The leaders of the state’s budget-writing committee are divided over a school funding plan Assembly lawmakers are considering that includes a $91 million cut to Gov. Scott Walker’s proposed $649 million spending bump for public schools.
The split signals another division among Republican legislative leaders on the most significant portions of the state’s next two-year budget.
Tensions have already led to an impasse among both houses and with Walker over the state’s next transportation budget, and Walker’s proposal for the state to self-insure state workers has been rejected by leaders of his own party.
Joint Finance Committee co-chairman Rep. John Nygren, R-Marinette, said Friday that Assembly Republicans have been drafting a plan for state spending on schools for 2017-19.
The plan would cut Walker’s proposed per-pupil funding increase and target more money to school districts that spend less than most others, according to a Legislative Fiscal Bureau memo prepared for Nygren and obtained by the Wisconsin State Journal.
Walker’s 2017-19 budget calls for an increase of $649 million for school districts on a per-student basis. The Assembly proposal would provide $90.8 million less for that funding source.
The Assembly also adds $92.2 million more in revenue limit authority for school districts that spend less than most others and adds $30 million more for the state’s general funding mechanism for schools than what Walker has proposed.

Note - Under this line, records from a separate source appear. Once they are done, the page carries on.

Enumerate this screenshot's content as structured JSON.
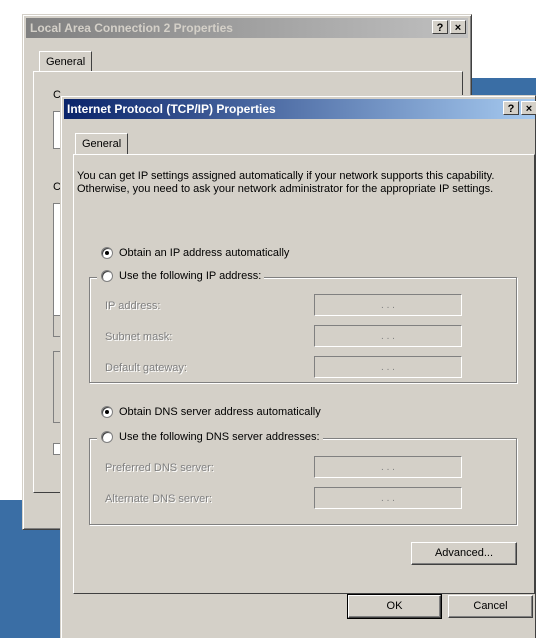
{
  "back_window": {
    "title": "Local Area Connection 2 Properties",
    "help_glyph": "?",
    "close_glyph": "×",
    "tab_general": "General",
    "ghost_c1": "C",
    "ghost_c2": "C"
  },
  "dialog": {
    "title": "Internet Protocol (TCP/IP) Properties",
    "help_glyph": "?",
    "close_glyph": "×",
    "tab_general": "General",
    "description": "You can get IP settings assigned automatically if your network supports this capability. Otherwise, you need to ask your network administrator for the appropriate IP settings.",
    "ip": {
      "auto_label": "Obtain an IP address automatically",
      "manual_label": "Use the following IP address:",
      "selected": "auto",
      "fields": [
        {
          "label": "IP address:",
          "value": ". . ."
        },
        {
          "label": "Subnet mask:",
          "value": ". . ."
        },
        {
          "label": "Default gateway:",
          "value": ". . ."
        }
      ]
    },
    "dns": {
      "auto_label": "Obtain DNS server address automatically",
      "manual_label": "Use the following DNS server addresses:",
      "selected": "auto",
      "fields": [
        {
          "label": "Preferred DNS server:",
          "value": ". . ."
        },
        {
          "label": "Alternate DNS server:",
          "value": ". . ."
        }
      ]
    },
    "advanced_label": "Advanced...",
    "ok_label": "OK",
    "cancel_label": "Cancel"
  },
  "colors": {
    "face": "#d4d0c8",
    "active_title": "#0a246a",
    "desktop": "#3a6ea5"
  }
}
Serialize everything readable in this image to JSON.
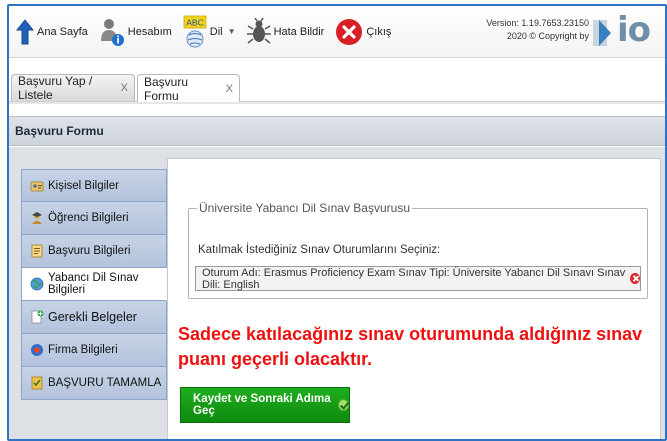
{
  "toolbar": {
    "home_label": "Ana Sayfa",
    "account_label": "Hesabım",
    "language_icon_text": "ABC",
    "language_label": "Dil",
    "report_bug_label": "Hata Bildir",
    "exit_label": "Çıkış",
    "version_line": "Version: 1.19.7653.23150",
    "copyright_line": "2020 © Copyright by",
    "logo_text": "io"
  },
  "tabs": [
    {
      "label": "Başvuru Yap / Listele",
      "close": "X"
    },
    {
      "label": "Başvuru Formu",
      "close": "X"
    }
  ],
  "panel": {
    "title": "Başvuru Formu"
  },
  "menu": [
    {
      "label": "Kişisel Bilgiler",
      "icon": "person-card-icon"
    },
    {
      "label": "Öğrenci Bilgileri",
      "icon": "student-icon"
    },
    {
      "label": "Başvuru Bilgileri",
      "icon": "document-icon"
    },
    {
      "label": "Yabancı Dil Sınav Bilgileri",
      "icon": "globe-icon"
    },
    {
      "label": "Gerekli Belgeler",
      "icon": "add-document-icon"
    },
    {
      "label": "Firma Bilgileri",
      "icon": "company-icon"
    },
    {
      "label": "BAŞVURU TAMAMLA",
      "icon": "checklist-icon"
    }
  ],
  "form": {
    "legend": "Üniversite Yabancı Dil Sınav Başvurusu",
    "prompt": "Katılmak İstediğiniz Sınav Oturumlarını Seçiniz:",
    "selected_session": "Oturum Adı: Erasmus Proficiency Exam Sınav Tipi: Üniversite Yabancı Dil Sınavı Sınav Dili: English",
    "warning": "Sadece katılacağınız sınav oturumunda aldığınız sınav puanı geçerli olacaktır.",
    "save_button": "Kaydet ve Sonraki Adıma Geç"
  },
  "colors": {
    "accent_blue": "#2f73c4",
    "warning_red": "#ee1111",
    "button_green": "#149a14",
    "menu_blue": "#b3c3dc"
  }
}
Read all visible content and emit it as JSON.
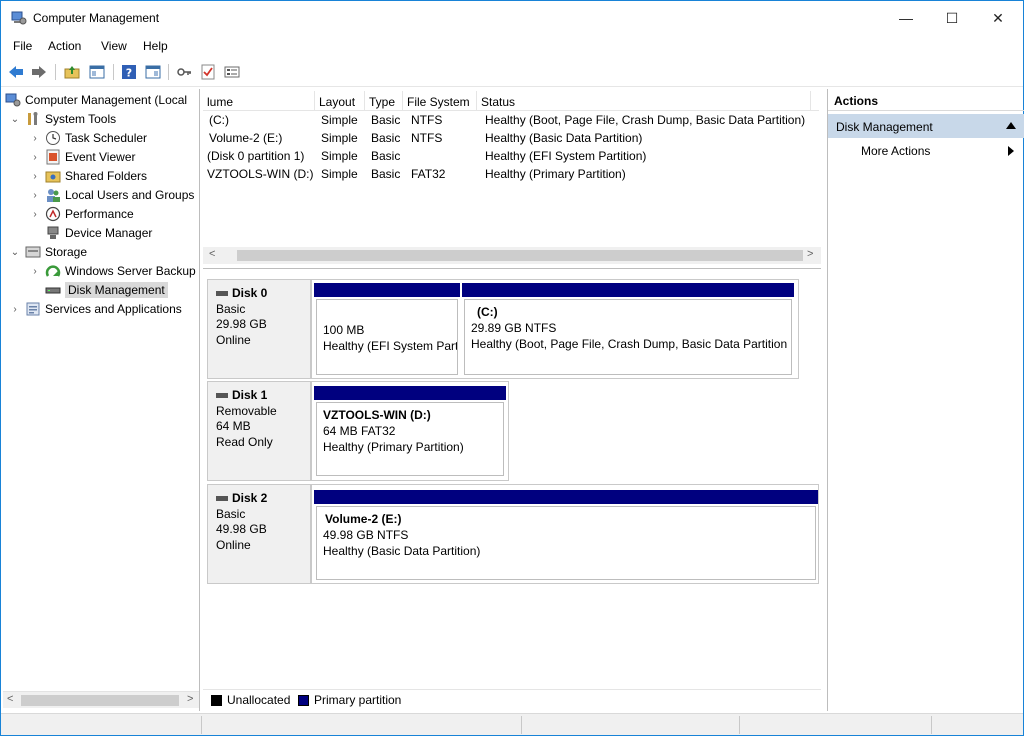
{
  "window": {
    "title": "Computer Management",
    "min_glyph": "—",
    "max_glyph": "☐",
    "close_glyph": "✕"
  },
  "menu": [
    "File",
    "Action",
    "View",
    "Help"
  ],
  "tree": {
    "items": [
      {
        "label": "Computer Management (Local",
        "icon": "computer-management-icon"
      },
      {
        "label": "System Tools",
        "icon": "tools-icon"
      },
      {
        "label": "Task Scheduler",
        "icon": "clock-icon"
      },
      {
        "label": "Event Viewer",
        "icon": "event-viewer-icon"
      },
      {
        "label": "Shared Folders",
        "icon": "shared-folder-icon"
      },
      {
        "label": "Local Users and Groups",
        "icon": "users-icon"
      },
      {
        "label": "Performance",
        "icon": "performance-icon"
      },
      {
        "label": "Device Manager",
        "icon": "device-manager-icon"
      },
      {
        "label": "Storage",
        "icon": "storage-icon"
      },
      {
        "label": "Windows Server Backup",
        "icon": "backup-icon"
      },
      {
        "label": "Disk Management",
        "icon": "disk-icon"
      },
      {
        "label": "Services and Applications",
        "icon": "services-icon"
      }
    ]
  },
  "volumes": {
    "columns": [
      "lume",
      "Layout",
      "Type",
      "File System",
      "Status"
    ],
    "rows": [
      [
        "(C:)",
        "Simple",
        "Basic",
        "NTFS",
        "Healthy (Boot, Page File, Crash Dump, Basic Data Partition)"
      ],
      [
        "Volume-2 (E:)",
        "Simple",
        "Basic",
        "NTFS",
        "Healthy (Basic Data Partition)"
      ],
      [
        "(Disk 0 partition 1)",
        "Simple",
        "Basic",
        "",
        "Healthy (EFI System Partition)"
      ],
      [
        "VZTOOLS-WIN (D:)",
        "Simple",
        "Basic",
        "FAT32",
        "Healthy (Primary Partition)"
      ]
    ]
  },
  "disks": [
    {
      "name": "Disk 0",
      "type": "Basic",
      "size": "29.98 GB",
      "state": "Online",
      "partitions": [
        {
          "name": "",
          "line1": "100 MB",
          "line2": "Healthy (EFI System Part"
        },
        {
          "name": "(C:)",
          "line1": "29.89 GB NTFS",
          "line2": "Healthy (Boot, Page File, Crash Dump, Basic Data Partition"
        }
      ]
    },
    {
      "name": "Disk 1",
      "type": "Removable",
      "size": "64 MB",
      "state": "Read Only",
      "partitions": [
        {
          "name": "VZTOOLS-WIN  (D:)",
          "line1": "64 MB FAT32",
          "line2": "Healthy (Primary Partition)"
        }
      ]
    },
    {
      "name": "Disk 2",
      "type": "Basic",
      "size": "49.98 GB",
      "state": "Online",
      "partitions": [
        {
          "name": "Volume-2  (E:)",
          "line1": "49.98 GB NTFS",
          "line2": "Healthy (Basic Data Partition)"
        }
      ]
    }
  ],
  "legend": {
    "unallocated": "Unallocated",
    "primary": "Primary partition",
    "unallocated_color": "#000000",
    "primary_color": "#00007f"
  },
  "actions": {
    "header": "Actions",
    "section": "Disk Management",
    "more": "More Actions"
  },
  "colors": {
    "accent_border": "#1883d7",
    "selection_bg": "#c8d8e9",
    "partition_bar": "#00007f"
  }
}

“It’s not a firm proposal. It’s a work in progress,” Nygren said. “I think the concept of it is something we generally support — to put more of our resources toward schools that have actually been held back over the years.”
But Senate Republicans oppose the idea.
“We are sticking with the governor’s (proposed per-pupil increase). That is non-negotiable,” said Senate Education Committee chairman and Joint Finance Committee member, Sen. Luther Olsen, R-Ripon.
Olsen said Senate Republicans are not crafting their own K-12 spending plan.
Budget committee co-chairwoman Sen. Alberta Darling, R-River Hills, also said she will not support the Assembly’s proposal.
Darling said the $649 million increase that Walker has been crisscrossing the state for months to promote will be tough to change.
Multiple state funding sources
In Wisconsin, school districts receive the largest amount of their state funding through a general fund that distributes money through a formula that gives more to districts with more students with challenges, including those who live in poverty. Districts also receive money from several funding streams including through a certain amount per pupil, currently set at $250 per student.
Walker’s plan increases the amount of money schools get per student by $200 in the 2017-18 school year and by another $204 in the 2018-19 school year. Public school officials and advocates have widely supported the idea.
“Because of that positive support of that funding ... (school districts) are not going to be happy if that is changed,” Darling said.
Darling and Olsen said they agree with the Assembly’s concept to give more money to low-revenue districts.
Lawmakers say such districts have been “locked in” at their low spending levels for decades because state lawmakers in 1993 imposed caps on how much districts can spend — a limit that is based upon enrollment changes, an inflationary increment, and each district’s revenue from the prior years, according to the Department of Public Instruction.
The Assembly’s proposal would increase the per-student amount by $150 in the 2017-18 school year and by $200 in the 2018-19 school year.
“The way the governor proposed it (the per-student increase) went to everybody, so I guess the differences comes down to if you believe there has been an inequity in the state over the last 24 years that the formula has been in place,” Nygren said. “At some point you have to fix it.”
Darling said she agrees that districts spending less than others because of state-imposed revenue limits set decades ago should be allowed to raise more revenue, but said that goal would likely require new money to accomplish. Walker has said he would veto any state budget plan that increases the tax burden on Wisconsin residents.
“I give them credit for looking at how to get money into the lower-spending districts and I agree with the strategy but I mentioned to them, usually you need new money,” Darling said. “Taking money away from other districts is usually a big issue. That will be a very tough call for most in our (Senate) caucus.”
The Assembly proposal also puts $30 million more than what Walker proposed in the state’s general funding formula.
Tom Evenson, spokesman for Walker, said the governor will review the proposal but is “committed to fully funding public education while enacting reforms that lead to continued property tax relief.”